LOS ANGELES — Los Angeles County Public Defender, Ricardo Garcia, announced Thursday that a Los Angeles County deputy public defender from the West Covina branch office died Tuesday, less than ten days after testing positive for COVID-19.
Garcia did not name the individual but did note that the attorney had been self-quarantined at home since May 16 and had tested positive for the virus on May 19.
“Two co-workers who worked with the individual were immediately notified and quarantined upon receipt of the positive test,” Garcia said in a statement released to the media. “The loss of this deputy public defender is a tragedy, and our hearts reach out to family, friends, and the entire public defender’s office who lost a cherished colleague and friend.”
A spokesperson for Garcia’s office told the Los Angeles Blade that eight other staffers from the Public Defenders have also tested positive.
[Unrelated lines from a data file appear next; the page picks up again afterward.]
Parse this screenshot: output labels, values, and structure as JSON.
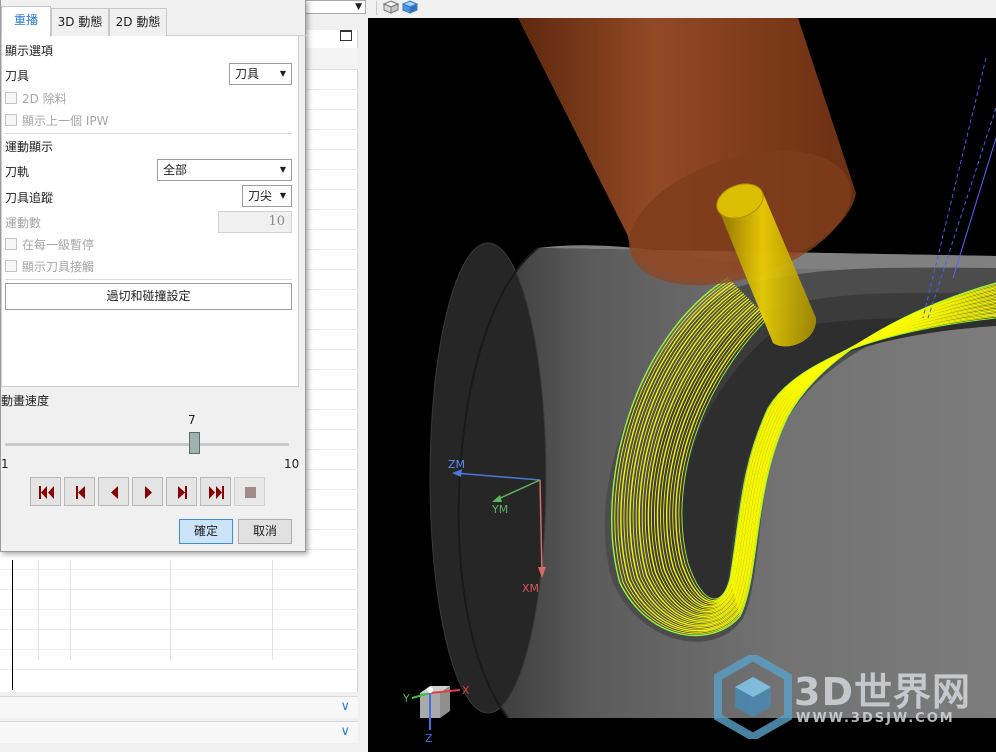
{
  "dialog": {
    "tabs": [
      {
        "label": "重播",
        "active": true
      },
      {
        "label": "3D 動態",
        "active": false
      },
      {
        "label": "2D 動態",
        "active": false
      }
    ],
    "display_options": {
      "section_title": "顯示選項",
      "tool_label": "刀具",
      "tool_value": "刀具",
      "removal_2d": "2D 除料",
      "show_prev_ipw": "顯示上一個 IPW"
    },
    "motion_display": {
      "section_title": "運動顯示",
      "toolpath_label": "刀軌",
      "toolpath_value": "全部",
      "tool_trace_label": "刀具追蹤",
      "tool_trace_value": "刀尖",
      "motion_count_label": "運動數",
      "motion_count_value": "10",
      "pause_each_level": "在每一級暫停",
      "show_tool_contact": "顯示刀具接觸"
    },
    "collision_button": "過切和碰撞設定",
    "animation_speed": {
      "label": "動畫速度",
      "value": "7",
      "min": "1",
      "max": "10",
      "level": 7
    },
    "playback_buttons": [
      {
        "name": "rewind-to-start-button",
        "icon": "skip-to-start-icon"
      },
      {
        "name": "step-backward-button",
        "icon": "step-back-icon"
      },
      {
        "name": "play-reverse-button",
        "icon": "play-reverse-icon"
      },
      {
        "name": "play-forward-button",
        "icon": "play-icon"
      },
      {
        "name": "step-forward-button",
        "icon": "step-forward-icon"
      },
      {
        "name": "fast-forward-to-end-button",
        "icon": "skip-to-end-icon"
      },
      {
        "name": "stop-button",
        "icon": "stop-icon"
      }
    ],
    "ok_button": "確定",
    "cancel_button": "取消"
  },
  "viewport": {
    "background": "#000000",
    "part_color": "#6e6e6e",
    "toolpath_color": "#ffff00",
    "holder_color": "#9a4a20",
    "tool_color": "#d6b800",
    "wcs_axes": {
      "zm": "ZM",
      "ym": "YM",
      "xm": "XM"
    },
    "triad": {
      "x": "X",
      "y": "Y",
      "z": "Z"
    }
  },
  "watermark": {
    "text": "3D世界网",
    "url": "WWW.3DSJW.COM"
  },
  "colors": {
    "accent": "#2a7bd6",
    "ok_button_bg": "#cce4f7",
    "playback_icon": "#8b0000"
  }
}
The news comes as the court system across California gears up to reopen and ease current restrictions.
The death of the Deputy Public Defender comes on a day that The Los Angeles County Department of Public Health (LACDPH) confirmed 48 new deaths and 1,094 new cases of COVID-19 representing an increase of 161 new cases recording positive within a twenty-four hour period for the county. Six deaths were reported by the City of Long Beach. To date, Public Health has identified 49,774 positive cases of COVID-19 across all areas of LA County, and a total of 2,241 deaths.
In a press conference broadcast on Facebook Live Thursday evening, Los Angeles City Mayor Eric Garcetti announced that the first shipment of thousands of N95 masks purchased by the city had arrived. Speaking from the warehouse where the masks are stored until disbursed, the mayor said that the first 100,000 thousand is destined for hospitals and medical services with 10,00 to be set aside for first responders and emergency services personnel.
The deal cut by the city is to acquire 24 million N95 masks, which in turn will be sold at the city’s cost of 79 cents each plus tax to those needing them. Garcetti said that another shipment of 200,000 is due to arrive in June followed by another 500,000 in July. The mayor noted that it is the goal to have monthly delivery of over 1.2 million per month by December.
The medical-grade masks are being produced by Honeywell at the company’s Ontario plant, Garcetti said.
A popular natural attraction in Thousand Oaks, Paradise Falls, will be closed to the public indefinitely beginning Friday after large crowds trashed the area with litter and human waste, KTLA reported. The scenic waterfall, located in Wildwood Regional Park, had reopened for weekend use just two weeks ago.
The Conejo Open Space Conservation Agency released a statement that detailed its decision, made Wednesday, closing access to the falls after the area attracted record crowds who left behind multiple truckloads of trash despite trash cans being available throughout the area.
“While Paradise Falls has traditionally been a simple scenic stop on a hike through the park, recent crowds arrived by the hundreds with plans to spend hours at this sensitive spot. This resulted in environmental impacts to the land that is not sustainable,” the statement read.
Trash wasn’t the only problem in the area, though KTLA noted. Officials said people were using the creek as a makeshift toilet, littering the water with human waste, which created sanitation problems. Hikers also tramped the wetland vegetation.
“COSCA has worked diligently to encourage visitors to be respectful of the environment and fellow visitors, and to obey posted rules, but many have not answered these calls,” the statement said.
“The closure will give the area a chance to recover,” officials said.